In order for neglect or abuse to take place, two things must be proven. First, that the abuser (or the defendant in the case) had a duty to your parent. Second, that the defendant breached this duty by causing your parent harm. You can prove that the employee had a duty to care for your parent because they were a resident of the nursing home. The employee did not fulfill this duty because they neglected or abused your parent.

What is Breach of Contract?

A breach of contract is like breach of duty. If you can prove that breach of contract occurred, you might also prove that breach of duty occurred.

Most nursing homes ask staff members to sign a contract. When signing, they promise to care for all residents to the best of their abilities. If an employee fails to do this by neglecting or abusing a resident, breach of contract will take place. This can be one factor in a lawsuit against the liable party.

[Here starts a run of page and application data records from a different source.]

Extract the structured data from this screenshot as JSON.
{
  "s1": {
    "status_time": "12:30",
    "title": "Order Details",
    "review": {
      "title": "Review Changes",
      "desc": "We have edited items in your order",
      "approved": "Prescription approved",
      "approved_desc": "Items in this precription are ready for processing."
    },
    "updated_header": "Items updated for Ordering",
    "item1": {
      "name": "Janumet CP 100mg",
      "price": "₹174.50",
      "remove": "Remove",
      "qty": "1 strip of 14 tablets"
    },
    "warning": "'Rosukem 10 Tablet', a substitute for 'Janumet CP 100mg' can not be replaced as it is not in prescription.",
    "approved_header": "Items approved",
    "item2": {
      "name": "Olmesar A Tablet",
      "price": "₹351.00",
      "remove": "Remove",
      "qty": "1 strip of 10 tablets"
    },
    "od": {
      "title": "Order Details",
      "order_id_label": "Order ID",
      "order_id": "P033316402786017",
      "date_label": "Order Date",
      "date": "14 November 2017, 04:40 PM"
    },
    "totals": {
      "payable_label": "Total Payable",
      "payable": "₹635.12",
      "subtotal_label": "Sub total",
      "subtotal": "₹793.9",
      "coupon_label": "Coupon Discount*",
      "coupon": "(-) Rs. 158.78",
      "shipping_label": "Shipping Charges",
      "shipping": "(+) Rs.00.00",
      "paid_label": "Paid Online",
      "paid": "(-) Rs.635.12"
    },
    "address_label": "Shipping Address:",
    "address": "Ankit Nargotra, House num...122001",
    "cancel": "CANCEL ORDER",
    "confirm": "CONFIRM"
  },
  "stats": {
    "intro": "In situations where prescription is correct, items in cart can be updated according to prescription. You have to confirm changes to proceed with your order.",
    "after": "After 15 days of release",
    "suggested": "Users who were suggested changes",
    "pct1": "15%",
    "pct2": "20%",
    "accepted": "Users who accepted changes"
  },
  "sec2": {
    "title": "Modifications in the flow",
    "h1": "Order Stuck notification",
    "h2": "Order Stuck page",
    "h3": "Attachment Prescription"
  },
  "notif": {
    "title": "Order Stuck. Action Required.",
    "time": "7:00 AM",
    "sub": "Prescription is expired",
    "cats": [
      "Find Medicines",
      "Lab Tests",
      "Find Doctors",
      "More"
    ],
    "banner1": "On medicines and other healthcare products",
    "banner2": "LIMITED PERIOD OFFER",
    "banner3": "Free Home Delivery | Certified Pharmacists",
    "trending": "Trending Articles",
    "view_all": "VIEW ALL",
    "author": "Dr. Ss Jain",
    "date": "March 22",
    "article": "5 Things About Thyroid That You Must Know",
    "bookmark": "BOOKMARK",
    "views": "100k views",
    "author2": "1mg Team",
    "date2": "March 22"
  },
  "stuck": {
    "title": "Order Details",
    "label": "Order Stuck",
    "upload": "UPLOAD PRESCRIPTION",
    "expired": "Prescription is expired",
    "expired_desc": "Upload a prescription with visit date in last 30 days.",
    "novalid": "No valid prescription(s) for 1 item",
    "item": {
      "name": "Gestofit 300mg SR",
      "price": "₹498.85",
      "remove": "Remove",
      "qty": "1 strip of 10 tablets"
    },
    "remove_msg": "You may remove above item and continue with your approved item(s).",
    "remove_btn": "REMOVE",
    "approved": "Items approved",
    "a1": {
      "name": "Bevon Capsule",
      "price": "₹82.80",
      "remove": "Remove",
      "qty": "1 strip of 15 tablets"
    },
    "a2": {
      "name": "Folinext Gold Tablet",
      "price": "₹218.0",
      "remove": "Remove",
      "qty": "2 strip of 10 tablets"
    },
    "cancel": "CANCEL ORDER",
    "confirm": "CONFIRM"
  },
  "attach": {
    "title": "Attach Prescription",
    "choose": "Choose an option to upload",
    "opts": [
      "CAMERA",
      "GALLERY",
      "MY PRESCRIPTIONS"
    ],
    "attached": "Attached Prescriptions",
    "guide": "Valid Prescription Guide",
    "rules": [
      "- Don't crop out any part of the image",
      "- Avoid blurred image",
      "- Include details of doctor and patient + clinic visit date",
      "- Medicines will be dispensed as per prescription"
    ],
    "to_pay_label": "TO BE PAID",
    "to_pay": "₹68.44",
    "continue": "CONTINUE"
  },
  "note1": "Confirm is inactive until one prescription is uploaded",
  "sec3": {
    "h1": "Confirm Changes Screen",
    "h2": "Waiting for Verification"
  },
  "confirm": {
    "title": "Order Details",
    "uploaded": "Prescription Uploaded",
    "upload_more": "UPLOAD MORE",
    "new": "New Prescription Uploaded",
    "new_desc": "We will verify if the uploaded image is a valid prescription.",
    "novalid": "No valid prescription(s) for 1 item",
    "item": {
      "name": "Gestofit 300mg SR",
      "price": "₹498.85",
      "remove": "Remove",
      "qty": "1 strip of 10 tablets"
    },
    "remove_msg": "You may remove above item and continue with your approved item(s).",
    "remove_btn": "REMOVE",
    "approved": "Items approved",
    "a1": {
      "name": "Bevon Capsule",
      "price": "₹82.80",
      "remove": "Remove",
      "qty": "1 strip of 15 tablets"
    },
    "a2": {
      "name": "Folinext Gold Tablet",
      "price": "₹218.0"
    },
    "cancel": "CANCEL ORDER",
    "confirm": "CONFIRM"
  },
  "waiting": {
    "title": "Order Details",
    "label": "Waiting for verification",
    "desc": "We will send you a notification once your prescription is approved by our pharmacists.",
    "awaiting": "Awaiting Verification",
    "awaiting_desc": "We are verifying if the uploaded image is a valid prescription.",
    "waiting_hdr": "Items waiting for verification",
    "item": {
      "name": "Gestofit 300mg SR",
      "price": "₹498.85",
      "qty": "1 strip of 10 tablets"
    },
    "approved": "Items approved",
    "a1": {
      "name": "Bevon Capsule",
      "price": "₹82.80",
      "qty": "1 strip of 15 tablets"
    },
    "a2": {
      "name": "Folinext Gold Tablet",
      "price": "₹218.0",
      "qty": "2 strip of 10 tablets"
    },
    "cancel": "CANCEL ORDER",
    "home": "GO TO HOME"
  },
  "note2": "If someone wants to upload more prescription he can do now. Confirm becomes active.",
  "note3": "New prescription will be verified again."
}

What is a Deposition?

If involved in a neglect or abuse lawsuit, a deposition might happen. Your parent’s lawyer will most likely depose the defendant in the case. They might also depose other staff members, the director of operations, etc. A deposition is a piece of sworn evidence that will try to make your case stronger. Depositions occur under oath. This means that if you lie during a deposition, you could be charged with perjury. When your parent’s lawyer deposes someone, you can collect evidence against the defendant. You can do this to make your argument stronger.

In some cases, the defendant’s lawyer will depose your parent. Your parent must give testimony at a deposition if deposed. There is no need for your parent to be nervous about giving a deposition. Their lawyer will be present and will make sure that the questions are appropriate. So long as your parent answers honestly or to the best of their ability, there shouldn’t be any issues.

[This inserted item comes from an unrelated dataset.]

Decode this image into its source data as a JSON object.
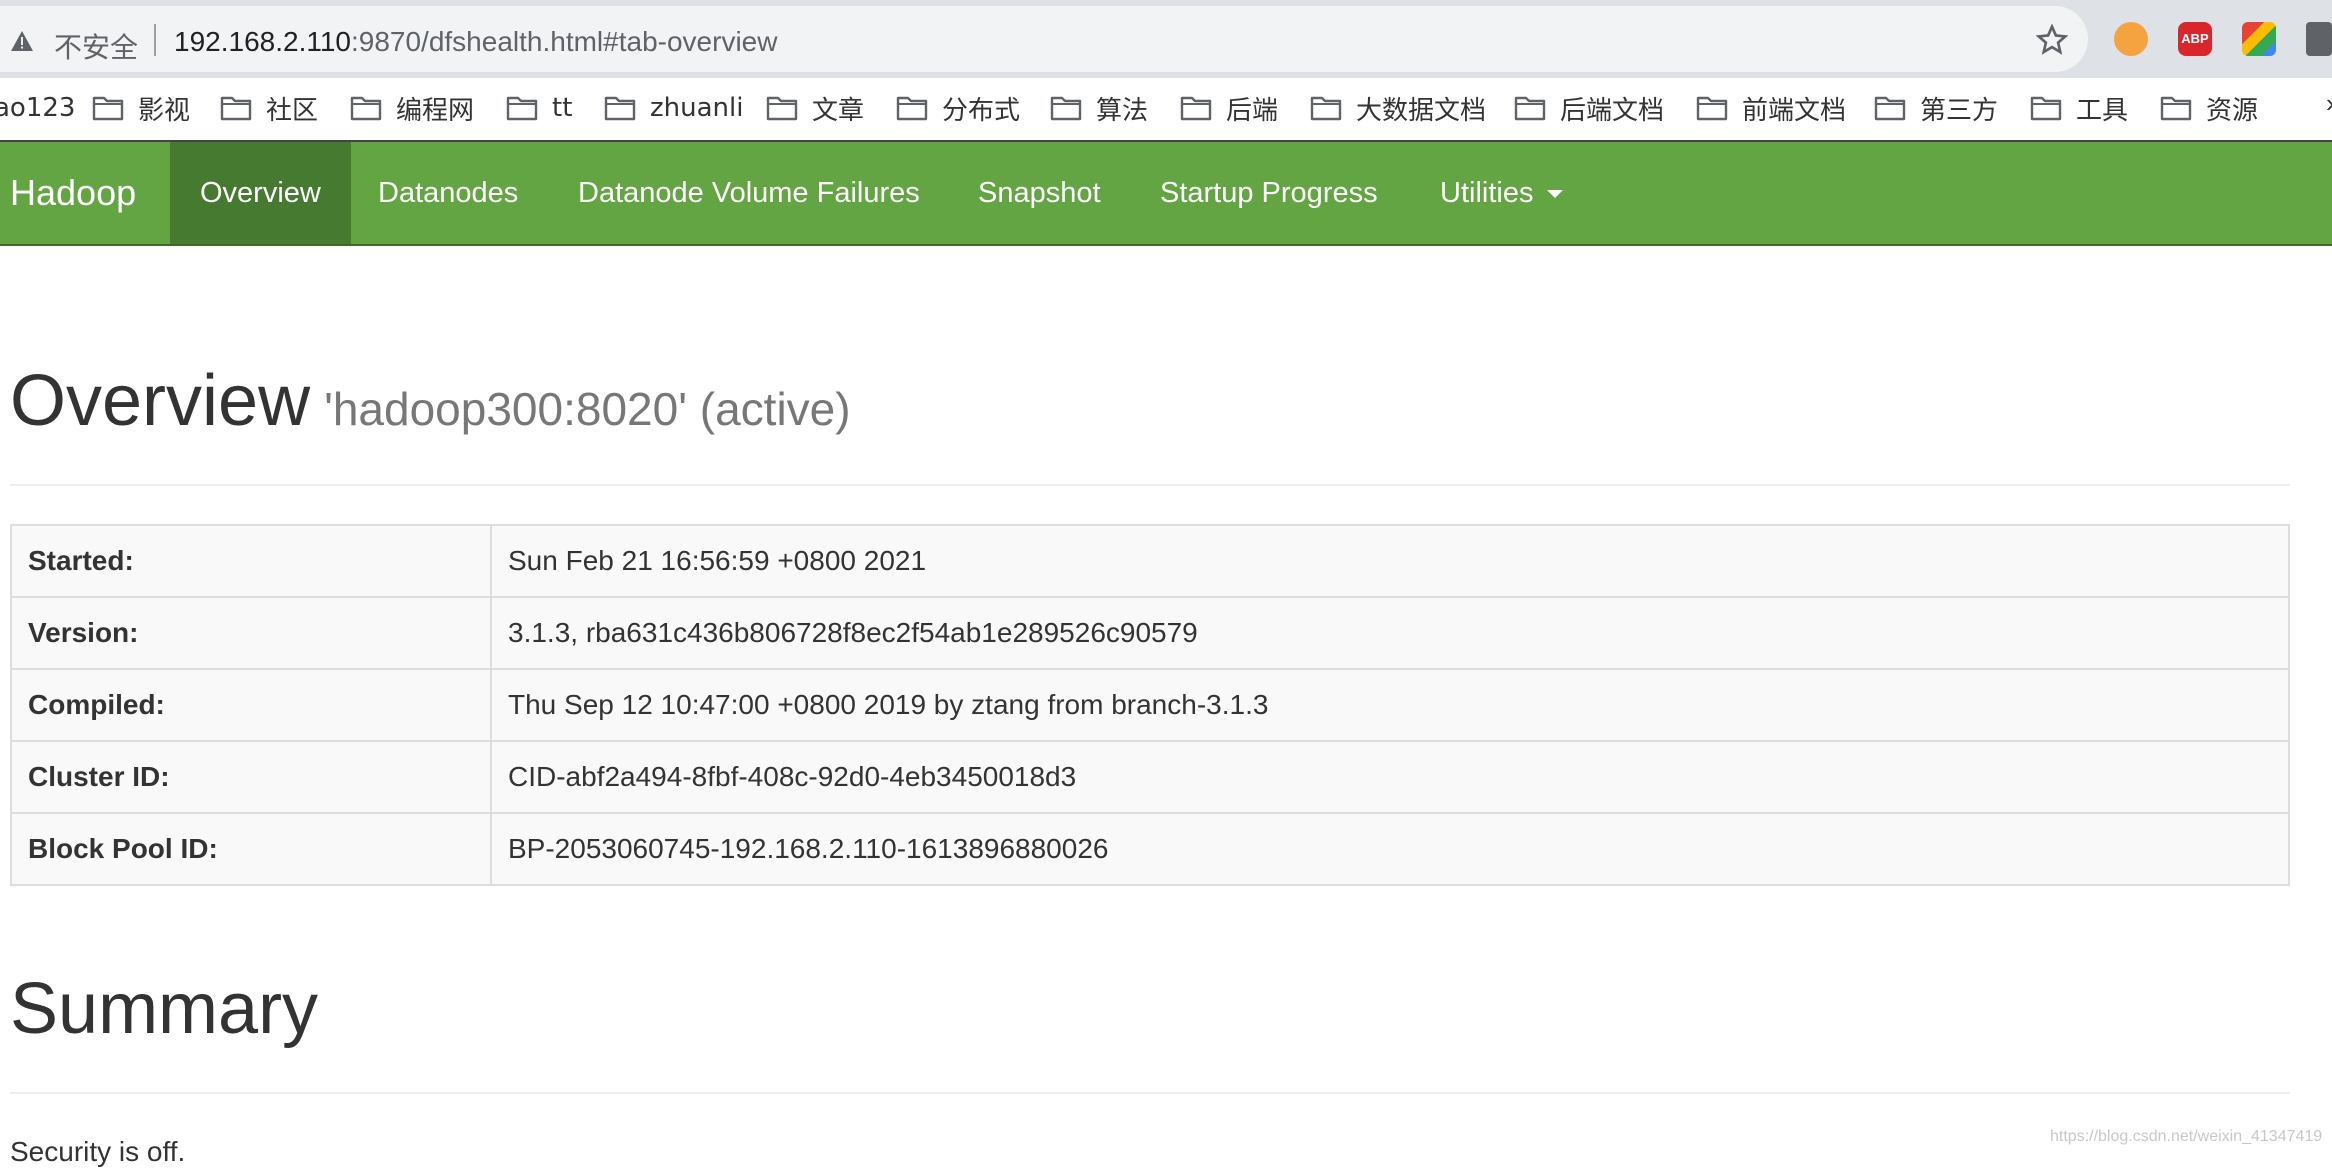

What is the Pretrial Period?

Before a trial takes place, there will be a pretrial period in which both parties can gather evidence. They can also file motions, and prepare their arguments. At the end of this period is a pretrial hearing. At the pretrial hearing, both parties and their lawyers will meet with a judge. They will attempt to resolve any legal issues before the actual trial begins. This ensures that both parties are on the same page and that they are prepared for trial.

What is a Settlement?

In many civil cases, one party or both parties will attempt to settle the case before it goes to trial. There are many different reasons to settle the case. Maybe you realize that your case is not as strong as you initially thought it was. Maybe you don’t want to spend the time and the money on going to trial. Or, maybe you want to avoid the risk of trial and establish a compromise instead. Whatever the reason, either party may propose a settlement before the case goes to trial. In most cases, the plaintiff is the one that proposes a settlement. But, either party may try to settle the case before it goes to trial. If a settlement gets reached, trial will be avoided. If both parties cannot come to an agreement, the case will proceed to trial.

What is Compensation?

One of the main purposes of filing a lawsuit against an abuser is to receive compensation. Compensation is for the pain and suffering that your parent has experienced. Compensation can get awarded for:

  • Any bills associated with the neglect or abuse (hospital bills, medication, medical equipment, etc).
  • Money or property that got stolen.
  • Pain.
  • Suffering.

These are the main categories that compensation will be provided for. A judge will determine compensation for each case based on your parent’s specific situation.

Statute of Limitations

In each state, there is a certain amount of time that a victim has to file a lawsuit against the at fault party. This time period is known as the statute of limitations. Once the statute of limitations passes, a lawsuit against the abuser can’t get filed. The statute of limitations is different in each state. regardless of the time period that you have, it is always best to be proactive. Begin building your case as soon as possible.